AUSTIN (KXAN) – The Centers for Medicare & Medicaid Services’ weekly nursing home coronavirus data collection effort has expanded to include new information in recent weeks, and the additional metrics have revealed more troubling issues in Texas’ senior facilities.

CMS data has already shown Texas nursing homes struggling with staffing shortages. When compared to other states, the new data shows Texas has high numbers and percentages of facilities reporting they do not have resources to quickly test residents and staff and many have not recently tested residents and staff. The data also shows Texas has a comparatively high number of facilities reporting residents with new signs of the virus, among other issues.

As the coronavirus pandemic rolls on, the trends highlight the daunting task of improving preparedness and care in senior facilities, which have been at the epicenter of coronavirus deaths. Over 3,500 nursing home residents have died of coronavirus, and more than 84% of nursing homes in the state have had at least one case among staff or residents, according to Texas Health and Human Services Commission records.

“The fact that the majority of nursing homes are saying that they haven’t tested their staff in the past week, and Texas is still going through a COVID-19 outbreak, that leads me to believe that many nursing homes in Texas are not in compliance with CMS’ requirements,” said Cissy Sanders, the daughter of Austin nursing home resident and proponent for increased virus testing in senior facilities.

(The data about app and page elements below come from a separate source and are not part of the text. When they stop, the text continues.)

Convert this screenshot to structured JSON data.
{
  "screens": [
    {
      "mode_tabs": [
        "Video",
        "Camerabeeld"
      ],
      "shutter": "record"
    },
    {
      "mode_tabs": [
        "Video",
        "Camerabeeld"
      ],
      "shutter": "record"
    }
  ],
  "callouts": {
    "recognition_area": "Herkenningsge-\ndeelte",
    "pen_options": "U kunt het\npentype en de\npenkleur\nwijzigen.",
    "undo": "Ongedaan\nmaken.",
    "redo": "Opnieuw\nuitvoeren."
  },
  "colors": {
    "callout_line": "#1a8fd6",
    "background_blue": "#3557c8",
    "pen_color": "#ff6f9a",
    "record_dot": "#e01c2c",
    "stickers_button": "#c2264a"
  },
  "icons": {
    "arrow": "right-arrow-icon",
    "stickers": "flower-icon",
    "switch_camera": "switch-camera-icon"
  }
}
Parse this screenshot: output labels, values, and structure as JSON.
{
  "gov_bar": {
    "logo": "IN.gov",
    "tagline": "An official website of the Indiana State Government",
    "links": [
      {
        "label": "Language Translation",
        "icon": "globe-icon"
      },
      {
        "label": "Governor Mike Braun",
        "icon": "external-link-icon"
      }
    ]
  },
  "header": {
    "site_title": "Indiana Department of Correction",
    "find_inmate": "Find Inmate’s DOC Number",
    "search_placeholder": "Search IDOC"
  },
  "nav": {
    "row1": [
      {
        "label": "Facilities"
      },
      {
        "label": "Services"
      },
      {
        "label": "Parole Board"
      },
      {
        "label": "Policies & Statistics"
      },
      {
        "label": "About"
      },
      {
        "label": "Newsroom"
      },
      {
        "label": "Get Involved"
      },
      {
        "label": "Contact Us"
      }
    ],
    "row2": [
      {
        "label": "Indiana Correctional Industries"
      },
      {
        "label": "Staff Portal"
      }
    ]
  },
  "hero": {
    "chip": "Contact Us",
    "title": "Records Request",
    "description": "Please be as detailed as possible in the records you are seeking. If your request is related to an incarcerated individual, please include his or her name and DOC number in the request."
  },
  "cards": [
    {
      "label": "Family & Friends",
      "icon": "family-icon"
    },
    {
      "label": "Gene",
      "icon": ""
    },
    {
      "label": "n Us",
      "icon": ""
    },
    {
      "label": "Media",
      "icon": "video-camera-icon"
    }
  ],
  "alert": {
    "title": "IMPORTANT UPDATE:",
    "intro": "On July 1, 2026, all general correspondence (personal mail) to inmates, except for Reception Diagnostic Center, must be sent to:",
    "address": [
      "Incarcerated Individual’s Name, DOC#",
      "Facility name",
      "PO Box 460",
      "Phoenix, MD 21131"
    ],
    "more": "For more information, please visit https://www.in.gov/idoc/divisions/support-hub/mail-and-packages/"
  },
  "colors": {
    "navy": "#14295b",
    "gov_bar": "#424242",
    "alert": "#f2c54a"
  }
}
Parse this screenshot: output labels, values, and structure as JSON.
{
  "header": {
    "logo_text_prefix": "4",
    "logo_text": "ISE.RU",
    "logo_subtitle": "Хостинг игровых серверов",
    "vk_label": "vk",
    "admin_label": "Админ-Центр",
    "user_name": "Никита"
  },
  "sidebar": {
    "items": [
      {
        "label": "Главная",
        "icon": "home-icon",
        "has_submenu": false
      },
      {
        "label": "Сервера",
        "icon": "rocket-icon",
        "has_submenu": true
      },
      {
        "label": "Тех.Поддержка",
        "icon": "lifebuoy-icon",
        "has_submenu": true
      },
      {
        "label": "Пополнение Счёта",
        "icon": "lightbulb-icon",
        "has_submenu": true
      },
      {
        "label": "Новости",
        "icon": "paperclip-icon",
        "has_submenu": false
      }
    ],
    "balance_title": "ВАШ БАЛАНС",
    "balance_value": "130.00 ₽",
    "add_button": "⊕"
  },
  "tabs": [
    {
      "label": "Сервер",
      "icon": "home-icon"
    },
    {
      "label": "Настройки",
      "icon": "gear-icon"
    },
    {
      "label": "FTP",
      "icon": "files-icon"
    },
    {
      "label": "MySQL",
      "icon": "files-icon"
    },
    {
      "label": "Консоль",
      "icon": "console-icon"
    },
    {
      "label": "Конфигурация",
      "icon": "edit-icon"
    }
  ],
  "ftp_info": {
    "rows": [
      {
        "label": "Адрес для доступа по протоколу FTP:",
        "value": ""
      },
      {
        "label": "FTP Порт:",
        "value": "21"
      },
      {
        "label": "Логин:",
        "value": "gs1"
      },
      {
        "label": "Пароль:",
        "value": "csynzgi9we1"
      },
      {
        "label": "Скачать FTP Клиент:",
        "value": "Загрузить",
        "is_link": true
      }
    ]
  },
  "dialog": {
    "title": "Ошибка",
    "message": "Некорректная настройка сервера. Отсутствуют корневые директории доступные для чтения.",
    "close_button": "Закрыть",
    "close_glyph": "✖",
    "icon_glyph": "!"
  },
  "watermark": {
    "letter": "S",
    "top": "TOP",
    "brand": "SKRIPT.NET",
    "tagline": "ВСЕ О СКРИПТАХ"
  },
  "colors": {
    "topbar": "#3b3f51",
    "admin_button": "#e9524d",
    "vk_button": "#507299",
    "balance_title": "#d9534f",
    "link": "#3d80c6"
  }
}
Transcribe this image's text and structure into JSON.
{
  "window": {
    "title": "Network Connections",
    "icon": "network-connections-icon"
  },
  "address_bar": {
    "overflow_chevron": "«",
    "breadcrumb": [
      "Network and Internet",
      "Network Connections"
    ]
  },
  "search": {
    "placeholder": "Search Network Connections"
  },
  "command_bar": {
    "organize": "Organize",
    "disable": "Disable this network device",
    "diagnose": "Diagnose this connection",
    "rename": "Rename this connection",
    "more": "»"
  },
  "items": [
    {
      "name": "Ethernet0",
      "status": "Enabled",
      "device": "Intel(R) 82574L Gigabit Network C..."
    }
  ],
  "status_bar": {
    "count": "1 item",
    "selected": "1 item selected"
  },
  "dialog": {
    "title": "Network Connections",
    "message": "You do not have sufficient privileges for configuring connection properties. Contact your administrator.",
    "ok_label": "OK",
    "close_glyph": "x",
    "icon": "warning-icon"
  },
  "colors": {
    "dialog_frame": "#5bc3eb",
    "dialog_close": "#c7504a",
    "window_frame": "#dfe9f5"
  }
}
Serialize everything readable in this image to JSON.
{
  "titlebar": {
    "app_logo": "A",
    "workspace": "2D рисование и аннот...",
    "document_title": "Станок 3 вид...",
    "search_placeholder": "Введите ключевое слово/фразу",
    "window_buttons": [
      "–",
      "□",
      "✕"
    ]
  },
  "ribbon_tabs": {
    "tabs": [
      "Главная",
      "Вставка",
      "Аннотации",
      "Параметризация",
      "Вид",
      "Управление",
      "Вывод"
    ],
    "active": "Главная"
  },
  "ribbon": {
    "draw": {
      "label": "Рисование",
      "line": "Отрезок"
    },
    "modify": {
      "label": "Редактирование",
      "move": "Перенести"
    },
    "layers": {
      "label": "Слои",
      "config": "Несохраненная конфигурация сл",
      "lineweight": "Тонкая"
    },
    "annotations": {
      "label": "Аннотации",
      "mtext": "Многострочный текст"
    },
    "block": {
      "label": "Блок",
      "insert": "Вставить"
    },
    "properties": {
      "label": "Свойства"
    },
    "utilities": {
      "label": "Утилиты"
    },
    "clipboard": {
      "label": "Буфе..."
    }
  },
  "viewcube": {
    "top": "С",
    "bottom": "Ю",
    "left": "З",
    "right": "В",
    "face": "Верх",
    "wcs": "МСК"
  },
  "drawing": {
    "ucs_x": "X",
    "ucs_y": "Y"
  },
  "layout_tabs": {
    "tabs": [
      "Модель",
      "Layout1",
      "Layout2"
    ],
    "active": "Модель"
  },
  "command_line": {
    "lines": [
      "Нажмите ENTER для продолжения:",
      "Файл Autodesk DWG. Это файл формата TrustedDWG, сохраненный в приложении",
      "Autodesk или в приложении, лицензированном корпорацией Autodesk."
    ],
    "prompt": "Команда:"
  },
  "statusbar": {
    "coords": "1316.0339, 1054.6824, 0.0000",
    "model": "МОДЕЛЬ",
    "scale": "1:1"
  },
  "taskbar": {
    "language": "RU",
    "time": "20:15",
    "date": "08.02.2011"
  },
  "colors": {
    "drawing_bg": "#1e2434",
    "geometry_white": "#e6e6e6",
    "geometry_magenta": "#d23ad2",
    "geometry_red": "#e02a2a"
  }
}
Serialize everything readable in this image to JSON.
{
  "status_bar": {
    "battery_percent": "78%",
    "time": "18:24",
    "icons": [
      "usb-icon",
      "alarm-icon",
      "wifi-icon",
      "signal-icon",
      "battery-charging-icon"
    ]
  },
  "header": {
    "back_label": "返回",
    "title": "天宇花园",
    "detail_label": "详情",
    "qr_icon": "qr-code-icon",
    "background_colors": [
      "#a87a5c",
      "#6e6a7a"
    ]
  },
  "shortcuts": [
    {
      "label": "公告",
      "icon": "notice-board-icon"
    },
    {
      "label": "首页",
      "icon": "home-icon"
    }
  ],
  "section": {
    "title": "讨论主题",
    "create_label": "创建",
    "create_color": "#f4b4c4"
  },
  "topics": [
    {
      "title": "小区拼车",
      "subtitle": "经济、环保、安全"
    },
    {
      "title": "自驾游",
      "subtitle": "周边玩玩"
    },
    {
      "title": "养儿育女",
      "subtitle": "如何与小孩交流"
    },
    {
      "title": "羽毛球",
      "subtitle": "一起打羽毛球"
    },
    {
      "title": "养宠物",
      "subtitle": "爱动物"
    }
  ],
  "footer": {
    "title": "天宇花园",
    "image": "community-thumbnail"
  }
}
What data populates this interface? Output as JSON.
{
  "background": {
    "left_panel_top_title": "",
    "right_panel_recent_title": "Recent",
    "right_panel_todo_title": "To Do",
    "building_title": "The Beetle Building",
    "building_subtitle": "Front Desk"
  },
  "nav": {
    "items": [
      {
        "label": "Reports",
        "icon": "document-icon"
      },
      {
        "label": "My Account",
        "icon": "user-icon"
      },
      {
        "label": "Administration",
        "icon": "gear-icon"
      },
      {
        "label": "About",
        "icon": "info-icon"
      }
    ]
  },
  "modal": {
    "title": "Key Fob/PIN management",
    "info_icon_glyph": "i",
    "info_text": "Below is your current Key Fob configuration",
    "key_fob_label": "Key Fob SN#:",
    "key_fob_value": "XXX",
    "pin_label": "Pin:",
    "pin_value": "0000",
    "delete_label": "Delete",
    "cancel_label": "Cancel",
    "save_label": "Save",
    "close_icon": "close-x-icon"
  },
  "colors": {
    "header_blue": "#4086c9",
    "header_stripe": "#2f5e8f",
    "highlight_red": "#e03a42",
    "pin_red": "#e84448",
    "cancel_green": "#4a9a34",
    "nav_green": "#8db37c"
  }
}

Sanders become an outspoken advocate for more coronavirus testing in nursing homes after an outbreak in early April at her mother’s facility, Riverside Nursing and Rehabilitation Center in East Austin. Sanders’ advocacy resulted in a testing pilot program at Riverside, and she has continued to push local leaders and lawmakers to expand testing at both nursing homes and assisted living facilities.

“Testing gives you the data. It gives you the answers that you need in order to fight the virus, and in order to keep the virus at the front door and not let it come into the nursing home. There’s no other protective measure that’s going to give you that data and that assurance,” she added.

Sanders said she feels it is critical to test nursing home staff regularly, because they are the most likely people to carry the virus into a facility.

In regards to the ability to test staff and employees, 85% of nursing homes reported they would be “able to test or obtain resources to test all staff and/or personnel within next 7 days.” However, only 34% of facilities reported they have tested staff or personnel since the last report, according to CMS.

While 68% of Texas facilities reported they had not tested residents since the previous week’s CMS report, 87% of Texas nursing homes indicated they could test all residents within the next week. For context, Texas ranked 47 out of 50 states, tied with Nevada for having one of the lowest percentage of nursing homes able to test all residents within seven days.

Also, just 14% (163 of 1,128) of Texas nursing homes indicated they had “tested residents with new signs or symptoms.”

The data collected in CMS’ most recent survey date back to Aug. 23, because there is a roughly two-week delay in reporting.

Statewide, 88% of nursing facilities reported they have tested staff and personnel that have shown new signs or symptoms.

“The COVID-19 pandemic and the data points referenced have unmasked the issues the nursing home profession in Texas continues to struggle with in fighting the virus,” said Kevin Warren, President and CEO of the Texas Health Care Association. “Particularly, as the federal government is now requiring regular testing based upon county positivity rates, concerns regarding the lack of testing supplies, the availability of lab capacity, and the need for continued resources remain problematic.”

Warren said low medicaid reimbursement rates and staff shortages have added to and exacerbated the challenges facing nursing homes. Warren’s organization, THCA, works on behalf of long-term care facilities.

“We are seeing promising improvements as the number of facilities with outbreaks in Texas continues to decline and the number of recovered residents continues to increase,” Warren said. “Our hope is that these continued efforts will expedite the ability to expand much needed visitation guidance and reconnect families with their loved ones. “